Unfortunately, like every other time guayule has cropped up, worldwide prices or geopolitics have conspired to cut it down before long-term research could be done–until now.

In 2009, a Casa Grande company, PanAridus, started acquiring the largest privately owned germ plasm bank of guayule on the planet, marrying the sciences of genetics and bio-agriculture to making guayule profitable for farmers to grow and for tire companies to use in the manufacturing process.

Guayule and Arizona are a match made for a planet with finite resources. Not only does the plant use about half the water as conventional crops like cotton or alfalfa, but it’s grown on unproductive and arid land. One hundred percent of the plant is used, either for rubber, resins or as cellulosic biomass.

With consistent testing in hand, PanAridus is now growing more guayule per acre than can be grown by tapping the Hevea tree, and this past autumn for the first time in history, guayule samples were publicly offered to be tested against ‘traditional’ rubber sources that have been used to make tires, tubing and medical supplies.

Will 100 years be worth the wait? With an exploding Asian market, the possibilities for a center for the $300 billion tire industry being sited in Arizona look positive. PanAridus is currently looking at sites for a test facility in rural Arizona that will allow it to grow its patented strains in large enough quantities for tire companies not just to test its purity, but to actually blend it into the tires they sell all around the world.

Blending rural agronomy with genetics to grow crops like guayule will give us key strategic advantages we need not only to create jobs at home and increase profits at the farm gate, but also to create a ‘best practices’ sustainable industry that can be exported around the world.

 

Michael Fraley is CEO of PanAridus. Learn more at www.PanAridus.com.

BORDER GOVERNORS

Brewer signs photo radar bill

Arizona Gov. Jan Brewer has signed a bill requiring state transportation officials to confirm there’s a legitimate safety need before they allow cities to put photo enforcement cameras on state highways.

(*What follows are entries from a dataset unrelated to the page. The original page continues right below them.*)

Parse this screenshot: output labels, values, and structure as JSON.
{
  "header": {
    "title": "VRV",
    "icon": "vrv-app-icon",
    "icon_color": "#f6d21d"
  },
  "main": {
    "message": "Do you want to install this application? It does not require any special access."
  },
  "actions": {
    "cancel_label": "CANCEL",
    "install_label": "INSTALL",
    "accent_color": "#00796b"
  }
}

A Senate amendment to House Bill 2477 passed by the Legislature softened a requirement that cities show photo enforcement has improved safety if they want to renew their state permits every three years. The bill Brewer signed into law Wednesday allows non-renewal only if it can’t be shown the cameras are maintaining a “positive impact” on public safety.

Eight cities and towns now use photo radar on stretches of state highways, and Casa Grande and Sierra Vista are working with the Arizona Department of Transportation to add them.

healthcare

East Valley Pediatrics joins Banner Medical Group

Banner Health announced that East Valley Pediatrics, with 18 physicians and three nurse practitioners serving patients in 11 east Valley locations, has joined Banner Medical Group (BMG). BMG, a part of Banner Health, will continue operating these East Valley Pediatric clinics in Apache Junction, Casa Grande, Chandler, Gilbert, Mesa and Queen Creek. Two sites in Mesa and Gilbert will continue to provide after-hours services, as well.

“We are excited and honored that this high quality physician organization is joining Banner Medical Group,” said BMG CEO Jim Brannon. “East Valley Pediatrics has been serving families with outstanding care since 1998, and it’s our privilege to help continue this legacy of excellence.”

In addition to the 18 pediatricians and three nurse practitioners, 75 other health professionals will transition into BMG. The complete transition of East Valley Pediatrics into BMG is anticipated to be complete by Feb. 1, 2013.

“This is a wonderful complement to our overall development of Banner Children’s services,” said Brannon. “These services are across the Valley and include both outpatient settings like these clinics and inpatient facilities like Cardon Children’s Medical Center in Mesa and the Banner Thunderbird Children’s Center in Glendale,” Brannon added.